_What is expected_
Extract the records below word for word and ignore the images.

_Records_
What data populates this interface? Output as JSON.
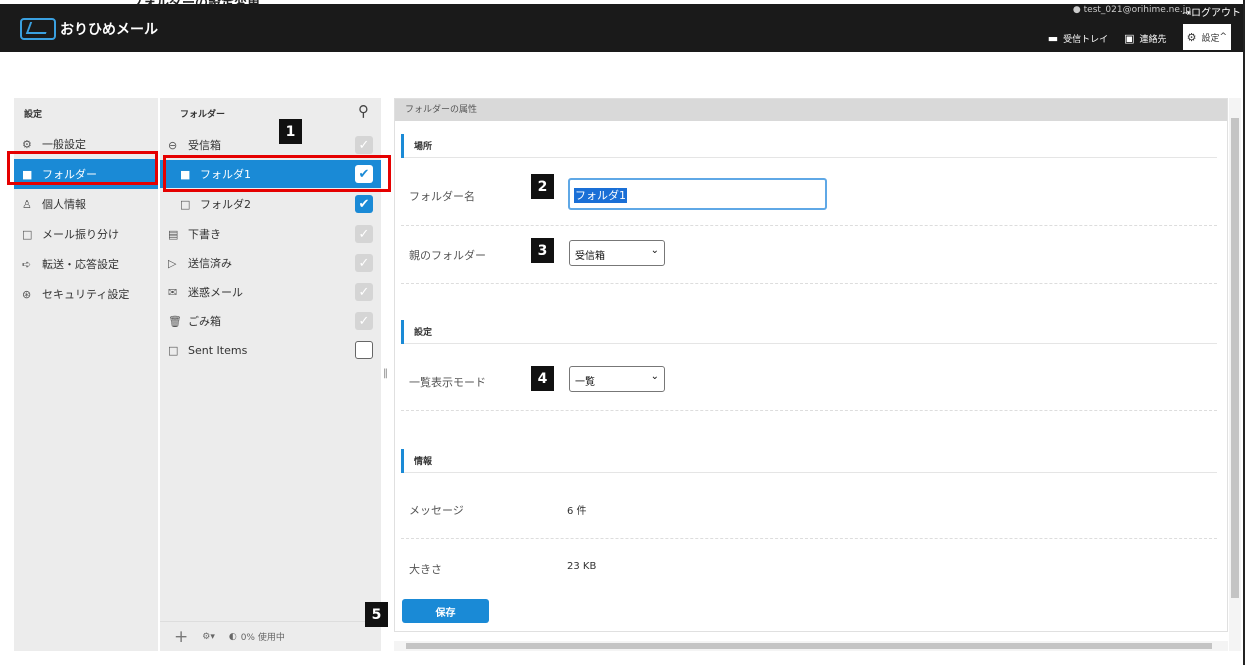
{
  "header": {
    "cut_title": "フォルダーの設定変更",
    "logo_text": "おりひめメール",
    "user_email": "test_021@orihime.ne.jp",
    "logout_label": "ログアウト",
    "nav": [
      {
        "label": "受信トレイ",
        "icon": "inbox-icon"
      },
      {
        "label": "連絡先",
        "icon": "contacts-icon"
      },
      {
        "label": "設定",
        "icon": "gear-icon"
      }
    ]
  },
  "settings_menu": {
    "title": "設定",
    "items": [
      {
        "label": "一般設定",
        "icon": "gear-icon"
      },
      {
        "label": "フォルダー",
        "icon": "folder-icon",
        "selected": true
      },
      {
        "label": "個人情報",
        "icon": "person-icon"
      },
      {
        "label": "メール振り分け",
        "icon": "folder-outline-icon"
      },
      {
        "label": "転送・応答設定",
        "icon": "forward-icon"
      },
      {
        "label": "セキュリティ設定",
        "icon": "security-icon"
      }
    ]
  },
  "folders": {
    "title": "フォルダー",
    "items": [
      {
        "label": "受信箱",
        "icon": "inbox-icon",
        "check": "disabled"
      },
      {
        "label": "フォルダ1",
        "icon": "folder-icon",
        "check": "selected",
        "selected": true
      },
      {
        "label": "フォルダ2",
        "icon": "folder-outline-icon",
        "check": "on"
      },
      {
        "label": "下書き",
        "icon": "draft-icon",
        "check": "disabled"
      },
      {
        "label": "送信済み",
        "icon": "send-icon",
        "check": "disabled"
      },
      {
        "label": "迷惑メール",
        "icon": "spam-icon",
        "check": "disabled"
      },
      {
        "label": "ごみ箱",
        "icon": "trash-icon",
        "check": "disabled"
      },
      {
        "label": "Sent Items",
        "icon": "folder-outline-icon",
        "check": "off"
      }
    ],
    "usage": "0% 使用中"
  },
  "props": {
    "header": "フォルダーの属性",
    "section_location": "場所",
    "folder_name_label": "フォルダー名",
    "folder_name_value": "フォルダ1",
    "parent_label": "親のフォルダー",
    "parent_value": "受信箱",
    "section_settings": "設定",
    "view_mode_label": "一覧表示モード",
    "view_mode_value": "一覧",
    "section_info": "情報",
    "messages_label": "メッセージ",
    "messages_value": "6 件",
    "size_label": "大きさ",
    "size_value": "23 KB",
    "save_label": "保存"
  },
  "badges": [
    "1",
    "2",
    "3",
    "4",
    "5"
  ],
  "colors": {
    "accent": "#1a8ad6",
    "highlight": "#e50000"
  }
}
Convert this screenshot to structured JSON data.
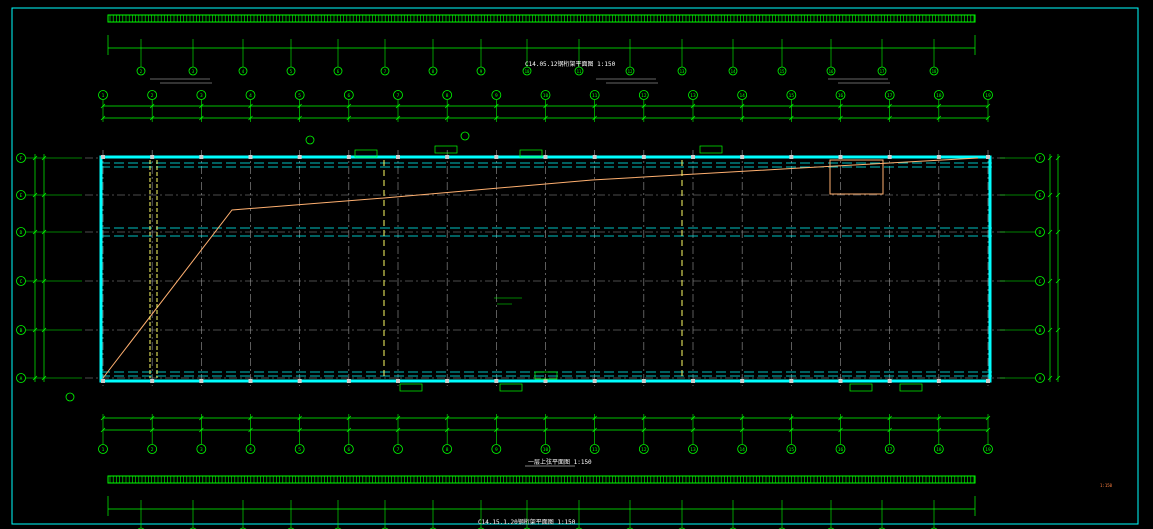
{
  "drawing": {
    "title_main": "一层上弦平面图 1:150",
    "title_top_strip": "C14.05.12钢桁架平面图 1:150",
    "title_bottom_strip": "C14.15.1.20钢桁架平面图 1:150",
    "corner_note": "1:150"
  },
  "grid": {
    "columns": [
      "1",
      "2",
      "3",
      "4",
      "5",
      "6",
      "7",
      "8",
      "9",
      "10",
      "11",
      "12",
      "13",
      "14",
      "15",
      "16",
      "17",
      "18",
      "19"
    ],
    "rows": [
      "A",
      "B",
      "C",
      "D",
      "E",
      "F"
    ]
  },
  "colors": {
    "background": "#000000",
    "frame": "#00ffff",
    "grid_line": "#9a9a9a",
    "dimension": "#00ff00",
    "annotation": "#ffff66",
    "pipe": "#ffb070",
    "text": "#ffffff"
  }
}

_Solution for this exercise_
What data populates this interface? Output as JSON.
{
  "header": {
    "cut_title": "フォルダーの設定変更",
    "logo_text": "おりひめメール",
    "user_email": "test_021@orihime.ne.jp",
    "logout_label": "ログアウト",
    "nav": [
      {
        "label": "受信トレイ",
        "icon": "inbox-icon"
      },
      {
        "label": "連絡先",
        "icon": "contacts-icon"
      },
      {
        "label": "設定",
        "icon": "gear-icon"
      }
    ]
  },
  "settings_menu": {
    "title": "設定",
    "items": [
      {
        "label": "一般設定",
        "icon": "gear-icon"
      },
      {
        "label": "フォルダー",
        "icon": "folder-icon",
        "selected": true
      },
      {
        "label": "個人情報",
        "icon": "person-icon"
      },
      {
        "label": "メール振り分け",
        "icon": "folder-outline-icon"
      },
      {
        "label": "転送・応答設定",
        "icon": "forward-icon"
      },
      {
        "label": "セキュリティ設定",
        "icon": "security-icon"
      }
    ]
  },
  "folders": {
    "title": "フォルダー",
    "items": [
      {
        "label": "受信箱",
        "icon": "inbox-icon",
        "check": "disabled"
      },
      {
        "label": "フォルダ1",
        "icon": "folder-icon",
        "check": "selected",
        "selected": true
      },
      {
        "label": "フォルダ2",
        "icon": "folder-outline-icon",
        "check": "on"
      },
      {
        "label": "下書き",
        "icon": "draft-icon",
        "check": "disabled"
      },
      {
        "label": "送信済み",
        "icon": "send-icon",
        "check": "disabled"
      },
      {
        "label": "迷惑メール",
        "icon": "spam-icon",
        "check": "disabled"
      },
      {
        "label": "ごみ箱",
        "icon": "trash-icon",
        "check": "disabled"
      },
      {
        "label": "Sent Items",
        "icon": "folder-outline-icon",
        "check": "off"
      }
    ],
    "usage": "0% 使用中"
  },
  "props": {
    "header": "フォルダーの属性",
    "section_location": "場所",
    "folder_name_label": "フォルダー名",
    "folder_name_value": "フォルダ1",
    "parent_label": "親のフォルダー",
    "parent_value": "受信箱",
    "section_settings": "設定",
    "view_mode_label": "一覧表示モード",
    "view_mode_value": "一覧",
    "section_info": "情報",
    "messages_label": "メッセージ",
    "messages_value": "6 件",
    "size_label": "大きさ",
    "size_value": "23 KB",
    "save_label": "保存"
  },
  "badges": [
    "1",
    "2",
    "3",
    "4",
    "5"
  ],
  "colors": {
    "accent": "#1a8ad6",
    "highlight": "#e50000"
  }
}
Convert this screenshot to structured JSON data.
{
  "drawing": {
    "title_main": "一层上弦平面图 1:150",
    "title_top_strip": "C14.05.12钢桁架平面图 1:150",
    "title_bottom_strip": "C14.15.1.20钢桁架平面图 1:150",
    "corner_note": "1:150"
  },
  "grid": {
    "columns": [
      "1",
      "2",
      "3",
      "4",
      "5",
      "6",
      "7",
      "8",
      "9",
      "10",
      "11",
      "12",
      "13",
      "14",
      "15",
      "16",
      "17",
      "18",
      "19"
    ],
    "rows": [
      "A",
      "B",
      "C",
      "D",
      "E",
      "F"
    ]
  },
  "colors": {
    "background": "#000000",
    "frame": "#00ffff",
    "grid_line": "#9a9a9a",
    "dimension": "#00ff00",
    "annotation": "#ffff66",
    "pipe": "#ffb070",
    "text": "#ffffff"
  }
}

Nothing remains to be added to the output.